Every record below must be returned exactly as it was received.

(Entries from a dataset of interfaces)

*** Begin section ***

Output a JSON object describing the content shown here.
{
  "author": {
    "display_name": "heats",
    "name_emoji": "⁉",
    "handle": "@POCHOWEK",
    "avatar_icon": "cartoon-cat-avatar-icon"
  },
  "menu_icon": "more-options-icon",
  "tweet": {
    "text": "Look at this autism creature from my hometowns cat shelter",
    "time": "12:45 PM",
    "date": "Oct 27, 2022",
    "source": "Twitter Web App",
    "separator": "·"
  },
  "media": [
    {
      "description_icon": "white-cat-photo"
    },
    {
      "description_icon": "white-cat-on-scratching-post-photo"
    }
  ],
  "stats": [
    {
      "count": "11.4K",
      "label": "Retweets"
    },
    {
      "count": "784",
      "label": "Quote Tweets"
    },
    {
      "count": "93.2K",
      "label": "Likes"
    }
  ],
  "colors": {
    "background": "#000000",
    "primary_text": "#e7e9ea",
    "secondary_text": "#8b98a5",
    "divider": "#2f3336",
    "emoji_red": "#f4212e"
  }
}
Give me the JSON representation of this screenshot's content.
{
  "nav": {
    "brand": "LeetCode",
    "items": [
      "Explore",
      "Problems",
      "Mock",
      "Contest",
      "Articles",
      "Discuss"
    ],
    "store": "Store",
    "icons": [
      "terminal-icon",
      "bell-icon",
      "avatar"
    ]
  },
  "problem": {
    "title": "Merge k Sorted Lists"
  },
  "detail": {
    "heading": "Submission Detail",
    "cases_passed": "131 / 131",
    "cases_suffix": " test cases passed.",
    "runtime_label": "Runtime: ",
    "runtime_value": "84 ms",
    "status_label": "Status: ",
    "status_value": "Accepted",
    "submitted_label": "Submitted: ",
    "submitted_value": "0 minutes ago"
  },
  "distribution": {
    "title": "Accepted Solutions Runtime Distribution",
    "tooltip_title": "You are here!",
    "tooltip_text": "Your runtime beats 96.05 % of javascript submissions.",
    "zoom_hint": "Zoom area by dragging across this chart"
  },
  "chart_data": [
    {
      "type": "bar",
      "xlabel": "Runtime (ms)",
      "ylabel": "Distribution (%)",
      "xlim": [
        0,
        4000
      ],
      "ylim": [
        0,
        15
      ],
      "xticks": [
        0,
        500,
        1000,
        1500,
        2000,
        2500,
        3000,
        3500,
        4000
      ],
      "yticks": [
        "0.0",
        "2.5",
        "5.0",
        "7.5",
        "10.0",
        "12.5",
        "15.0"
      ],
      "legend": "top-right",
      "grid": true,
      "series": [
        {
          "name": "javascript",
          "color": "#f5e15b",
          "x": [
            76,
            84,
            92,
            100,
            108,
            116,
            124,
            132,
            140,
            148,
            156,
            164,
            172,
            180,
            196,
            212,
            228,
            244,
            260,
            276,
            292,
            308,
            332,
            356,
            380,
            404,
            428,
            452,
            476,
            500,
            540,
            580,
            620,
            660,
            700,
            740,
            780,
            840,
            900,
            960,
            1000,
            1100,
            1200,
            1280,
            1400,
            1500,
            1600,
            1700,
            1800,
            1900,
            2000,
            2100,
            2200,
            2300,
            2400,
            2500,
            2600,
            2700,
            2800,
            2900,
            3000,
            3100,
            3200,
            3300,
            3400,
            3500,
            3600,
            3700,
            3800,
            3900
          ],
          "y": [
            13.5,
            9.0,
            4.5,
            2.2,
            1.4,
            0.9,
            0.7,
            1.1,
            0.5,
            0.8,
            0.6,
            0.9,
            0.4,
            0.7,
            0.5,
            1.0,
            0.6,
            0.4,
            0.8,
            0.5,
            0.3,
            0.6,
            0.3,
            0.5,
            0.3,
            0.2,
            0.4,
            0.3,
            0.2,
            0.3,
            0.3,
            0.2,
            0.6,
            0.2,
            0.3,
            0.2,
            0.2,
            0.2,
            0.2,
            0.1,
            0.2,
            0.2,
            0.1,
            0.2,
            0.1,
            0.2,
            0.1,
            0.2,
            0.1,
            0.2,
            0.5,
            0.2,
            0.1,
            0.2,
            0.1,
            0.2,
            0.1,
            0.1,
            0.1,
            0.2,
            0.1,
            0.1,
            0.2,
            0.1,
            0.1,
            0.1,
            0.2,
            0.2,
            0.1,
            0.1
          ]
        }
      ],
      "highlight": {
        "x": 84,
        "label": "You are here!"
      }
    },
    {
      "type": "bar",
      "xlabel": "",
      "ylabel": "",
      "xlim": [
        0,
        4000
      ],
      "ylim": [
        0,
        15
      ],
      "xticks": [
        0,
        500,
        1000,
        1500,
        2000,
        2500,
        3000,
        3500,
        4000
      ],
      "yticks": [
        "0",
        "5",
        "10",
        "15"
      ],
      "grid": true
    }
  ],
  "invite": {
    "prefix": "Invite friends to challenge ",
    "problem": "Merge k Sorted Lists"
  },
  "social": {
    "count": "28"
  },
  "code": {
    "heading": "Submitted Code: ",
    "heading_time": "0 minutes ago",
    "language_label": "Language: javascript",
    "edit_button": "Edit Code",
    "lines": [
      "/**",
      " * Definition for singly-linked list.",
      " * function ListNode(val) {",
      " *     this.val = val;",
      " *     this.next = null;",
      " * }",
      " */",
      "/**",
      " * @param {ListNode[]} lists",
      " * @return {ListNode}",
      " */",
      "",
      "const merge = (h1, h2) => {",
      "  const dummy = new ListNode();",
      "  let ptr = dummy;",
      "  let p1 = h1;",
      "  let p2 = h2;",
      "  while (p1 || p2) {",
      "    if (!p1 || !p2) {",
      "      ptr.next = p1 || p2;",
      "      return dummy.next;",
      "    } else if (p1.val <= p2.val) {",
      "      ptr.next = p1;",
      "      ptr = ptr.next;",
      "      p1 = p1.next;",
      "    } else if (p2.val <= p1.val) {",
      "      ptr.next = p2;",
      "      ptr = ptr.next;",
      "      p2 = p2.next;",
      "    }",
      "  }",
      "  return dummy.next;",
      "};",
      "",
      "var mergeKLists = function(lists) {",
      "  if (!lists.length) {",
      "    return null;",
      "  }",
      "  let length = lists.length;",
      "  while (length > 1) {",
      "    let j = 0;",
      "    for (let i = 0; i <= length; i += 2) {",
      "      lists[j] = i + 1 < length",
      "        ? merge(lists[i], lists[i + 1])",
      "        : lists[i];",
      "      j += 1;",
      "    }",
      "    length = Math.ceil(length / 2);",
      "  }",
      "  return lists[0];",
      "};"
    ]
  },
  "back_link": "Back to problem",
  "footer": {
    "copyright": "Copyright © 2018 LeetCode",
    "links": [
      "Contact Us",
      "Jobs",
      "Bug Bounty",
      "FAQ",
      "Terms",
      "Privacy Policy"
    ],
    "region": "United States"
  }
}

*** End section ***

Answer space:
Output a JSON object describing the content shown here.
{
  "author": {
    "display_name": "heats",
    "name_emoji": "⁉",
    "handle": "@POCHOWEK",
    "avatar_icon": "cartoon-cat-avatar-icon"
  },
  "menu_icon": "more-options-icon",
  "tweet": {
    "text": "Look at this autism creature from my hometowns cat shelter",
    "time": "12:45 PM",
    "date": "Oct 27, 2022",
    "source": "Twitter Web App",
    "separator": "·"
  },
  "media": [
    {
      "description_icon": "white-cat-photo"
    },
    {
      "description_icon": "white-cat-on-scratching-post-photo"
    }
  ],
  "stats": [
    {
      "count": "11.4K",
      "label": "Retweets"
    },
    {
      "count": "784",
      "label": "Quote Tweets"
    },
    {
      "count": "93.2K",
      "label": "Likes"
    }
  ],
  "colors": {
    "background": "#000000",
    "primary_text": "#e7e9ea",
    "secondary_text": "#8b98a5",
    "divider": "#2f3336",
    "emoji_red": "#f4212e"
  }
}
Give me the JSON representation of this screenshot's content.
{
  "nav": {
    "brand": "LeetCode",
    "items": [
      "Explore",
      "Problems",
      "Mock",
      "Contest",
      "Articles",
      "Discuss"
    ],
    "store": "Store",
    "icons": [
      "terminal-icon",
      "bell-icon",
      "avatar"
    ]
  },
  "problem": {
    "title": "Merge k Sorted Lists"
  },
  "detail": {
    "heading": "Submission Detail",
    "cases_passed": "131 / 131",
    "cases_suffix": " test cases passed.",
    "runtime_label": "Runtime: ",
    "runtime_value": "84 ms",
    "status_label": "Status: ",
    "status_value": "Accepted",
    "submitted_label": "Submitted: ",
    "submitted_value": "0 minutes ago"
  },
  "distribution": {
    "title": "Accepted Solutions Runtime Distribution",
    "tooltip_title": "You are here!",
    "tooltip_text": "Your runtime beats 96.05 % of javascript submissions.",
    "zoom_hint": "Zoom area by dragging across this chart"
  },
  "chart_data": [
    {
      "type": "bar",
      "xlabel": "Runtime (ms)",
      "ylabel": "Distribution (%)",
      "xlim": [
        0,
        4000
      ],
      "ylim": [
        0,
        15
      ],
      "xticks": [
        0,
        500,
        1000,
        1500,
        2000,
        2500,
        3000,
        3500,
        4000
      ],
      "yticks": [
        "0.0",
        "2.5",
        "5.0",
        "7.5",
        "10.0",
        "12.5",
        "15.0"
      ],
      "legend": "top-right",
      "grid": true,
      "series": [
        {
          "name": "javascript",
          "color": "#f5e15b",
          "x": [
            76,
            84,
            92,
            100,
            108,
            116,
            124,
            132,
            140,
            148,
            156,
            164,
            172,
            180,
            196,
            212,
            228,
            244,
            260,
            276,
            292,
            308,
            332,
            356,
            380,
            404,
            428,
            452,
            476,
            500,
            540,
            580,
            620,
            660,
            700,
            740,
            780,
            840,
            900,
            960,
            1000,
            1100,
            1200,
            1280,
            1400,
            1500,
            1600,
            1700,
            1800,
            1900,
            2000,
            2100,
            2200,
            2300,
            2400,
            2500,
            2600,
            2700,
            2800,
            2900,
            3000,
            3100,
            3200,
            3300,
            3400,
            3500,
            3600,
            3700,
            3800,
            3900
          ],
          "y": [
            13.5,
            9.0,
            4.5,
            2.2,
            1.4,
            0.9,
            0.7,
            1.1,
            0.5,
            0.8,
            0.6,
            0.9,
            0.4,
            0.7,
            0.5,
            1.0,
            0.6,
            0.4,
            0.8,
            0.5,
            0.3,
            0.6,
            0.3,
            0.5,
            0.3,
            0.2,
            0.4,
            0.3,
            0.2,
            0.3,
            0.3,
            0.2,
            0.6,
            0.2,
            0.3,
            0.2,
            0.2,
            0.2,
            0.2,
            0.1,
            0.2,
            0.2,
            0.1,
            0.2,
            0.1,
            0.2,
            0.1,
            0.2,
            0.1,
            0.2,
            0.5,
            0.2,
            0.1,
            0.2,
            0.1,
            0.2,
            0.1,
            0.1,
            0.1,
            0.2,
            0.1,
            0.1,
            0.2,
            0.1,
            0.1,
            0.1,
            0.2,
            0.2,
            0.1,
            0.1
          ]
        }
      ],
      "highlight": {
        "x": 84,
        "label": "You are here!"
      }
    },
    {
      "type": "bar",
      "xlabel": "",
      "ylabel": "",
      "xlim": [
        0,
        4000
      ],
      "ylim": [
        0,
        15
      ],
      "xticks": [
        0,
        500,
        1000,
        1500,
        2000,
        2500,
        3000,
        3500,
        4000
      ],
      "yticks": [
        "0",
        "5",
        "10",
        "15"
      ],
      "grid": true
    }
  ],
  "invite": {
    "prefix": "Invite friends to challenge ",
    "problem": "Merge k Sorted Lists"
  },
  "social": {
    "count": "28"
  },
  "code": {
    "heading": "Submitted Code: ",
    "heading_time": "0 minutes ago",
    "language_label": "Language: javascript",
    "edit_button": "Edit Code",
    "lines": [
      "/**",
      " * Definition for singly-linked list.",
      " * function ListNode(val) {",
      " *     this.val = val;",
      " *     this.next = null;",
      " * }",
      " */",
      "/**",
      " * @param {ListNode[]} lists",
      " * @return {ListNode}",
      " */",
      "",
      "const merge = (h1, h2) => {",
      "  const dummy = new ListNode();",
      "  let ptr = dummy;",
      "  let p1 = h1;",
      "  let p2 = h2;",
      "  while (p1 || p2) {",
      "    if (!p1 || !p2) {",
      "      ptr.next = p1 || p2;",
      "      return dummy.next;",
      "    } else if (p1.val <= p2.val) {",
      "      ptr.next = p1;",
      "      ptr = ptr.next;",
      "      p1 = p1.next;",
      "    } else if (p2.val <= p1.val) {",
      "      ptr.next = p2;",
      "      ptr = ptr.next;",
      "      p2 = p2.next;",
      "    }",
      "  }",
      "  return dummy.next;",
      "};",
      "",
      "var mergeKLists = function(lists) {",
      "  if (!lists.length) {",
      "    return null;",
      "  }",
      "  let length = lists.length;",
      "  while (length > 1) {",
      "    let j = 0;",
      "    for (let i = 0; i <= length; i += 2) {",
      "      lists[j] = i + 1 < length",
      "        ? merge(lists[i], lists[i + 1])",
      "        : lists[i];",
      "      j += 1;",
      "    }",
      "    length = Math.ceil(length / 2);",
      "  }",
      "  return lists[0];",
      "};"
    ]
  },
  "back_link": "Back to problem",
  "footer": {
    "copyright": "Copyright © 2018 LeetCode",
    "links": [
      "Contact Us",
      "Jobs",
      "Bug Bounty",
      "FAQ",
      "Terms",
      "Privacy Policy"
    ],
    "region": "United States"
  }
}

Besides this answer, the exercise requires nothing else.